Say yes. Over the years, we tend to avoid situations that we think make us uncomfortable. But discomfort is the pathway to friendships.

All you need to do is make that first move of actually showing up and you won’t regret it.

6. You can’t have everything your way

As we tend to enter our thirties, we have our systems and processes in life in place. This may mean that you would be far less accommodating that you were at 20 years of age.

So, when you want to rekindle or friendships or begin new ones, you may come across a dominant person to the other individual who likes to do things in only one way — yours. No one like a know-it-all.

Friendships are all about balance and being equal. Which is what makes them special in the first place. So dial down on the chest thumping and ease in to your relationships with friends.

Thinking about how to make friends in your 30s can feel like a daunting task and may be enough to trigger your anxiety. But remember, it’s necessary for your own mental wellbeing.

That’s why take the leap of faith and allow people to get close to you.

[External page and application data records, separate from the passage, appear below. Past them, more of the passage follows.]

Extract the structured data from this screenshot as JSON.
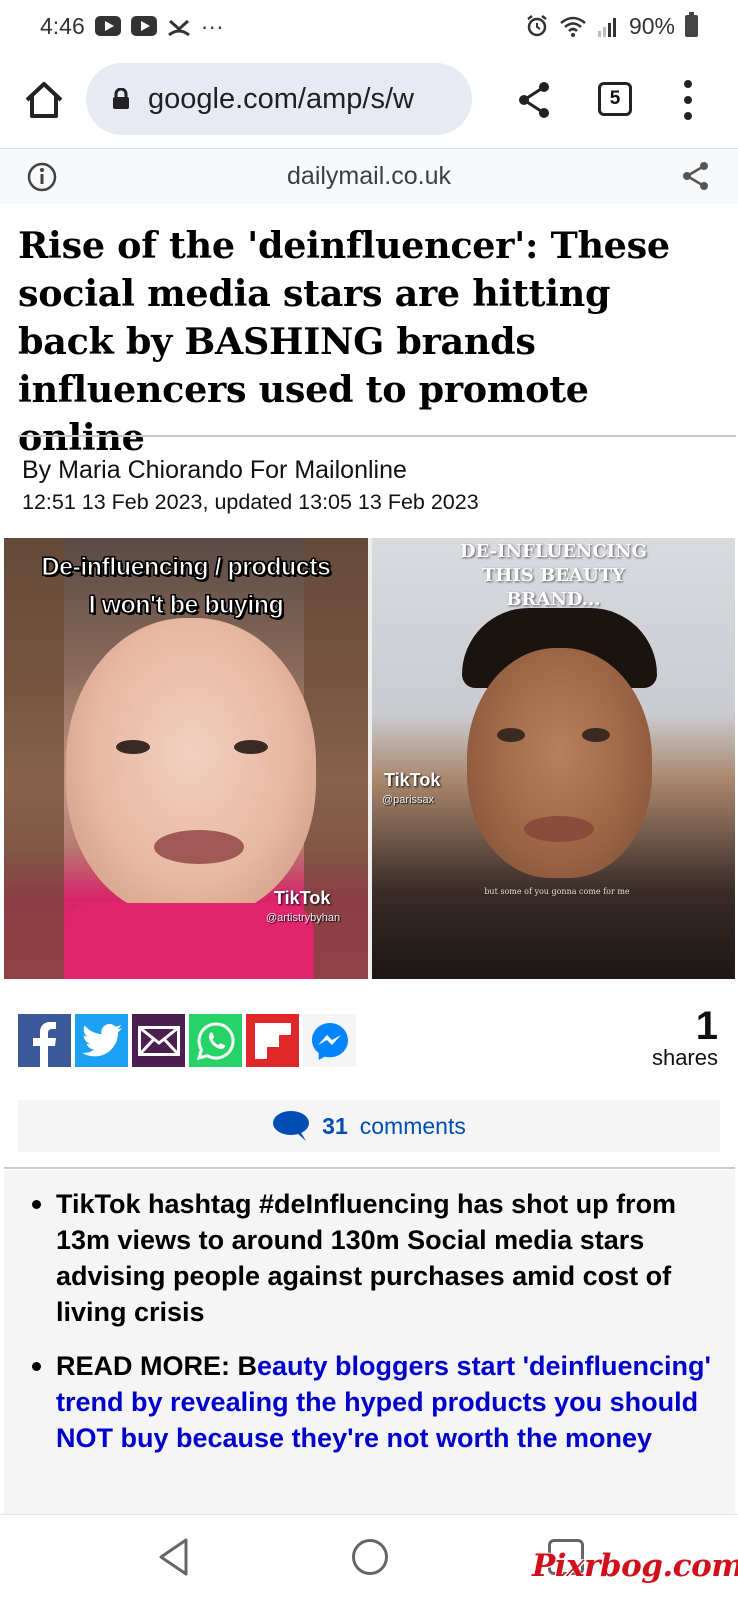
{
  "status_bar": {
    "time": "4:46",
    "dots": "···",
    "battery": "90%"
  },
  "browser": {
    "url": "google.com/amp/s/w",
    "tab_count": "5"
  },
  "amp_header": {
    "domain": "dailymail.co.uk"
  },
  "article": {
    "headline": "Rise of the 'deinfluencer': These social media stars are hitting back by BASHING brands influencers used to promote online",
    "byline": "By Maria Chiorando For Mailonline",
    "timestamp": "12:51 13 Feb 2023, updated 13:05 13 Feb 2023",
    "image": {
      "left_overlay_line1": "De-influencing / products",
      "left_overlay_line2": "I won't be buying",
      "left_tiktok": "TikTok",
      "left_handle": "@artistrybyhan",
      "right_overlay_line1": "DE-INFLUENCING",
      "right_overlay_line2": "THIS BEAUTY",
      "right_overlay_line3": "BRAND...",
      "right_tiktok": "TikTok",
      "right_handle": "@parissax",
      "right_caption": "but some of you gonna come for me"
    },
    "shares_count": "1",
    "shares_label": "shares",
    "comments_count": "31",
    "comments_label": "comments",
    "bullet1": "TikTok hashtag #deInfluencing has shot up from 13m views to around 130m Social media stars advising people against purchases amid cost of living crisis",
    "bullet2_prefix": "READ MORE: B",
    "bullet2_link": "eauty bloggers start 'deinfluencing' trend by revealing the hyped products you should NOT buy because they're not worth the money"
  },
  "share_buttons": [
    "facebook-icon",
    "twitter-icon",
    "email-icon",
    "whatsapp-icon",
    "flipboard-icon",
    "messenger-icon"
  ],
  "colors": {
    "facebook": "#3b5998",
    "twitter": "#1da1f2",
    "email": "#4b1f4f",
    "whatsapp": "#25d366",
    "flipboard": "#e12828",
    "link": "#0000cc",
    "comments": "#004db3"
  },
  "watermark": "Pixrbog.com"
}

READ MORE: How to support a friend who's struggling with their mental health

This article was first published in theAsianparent.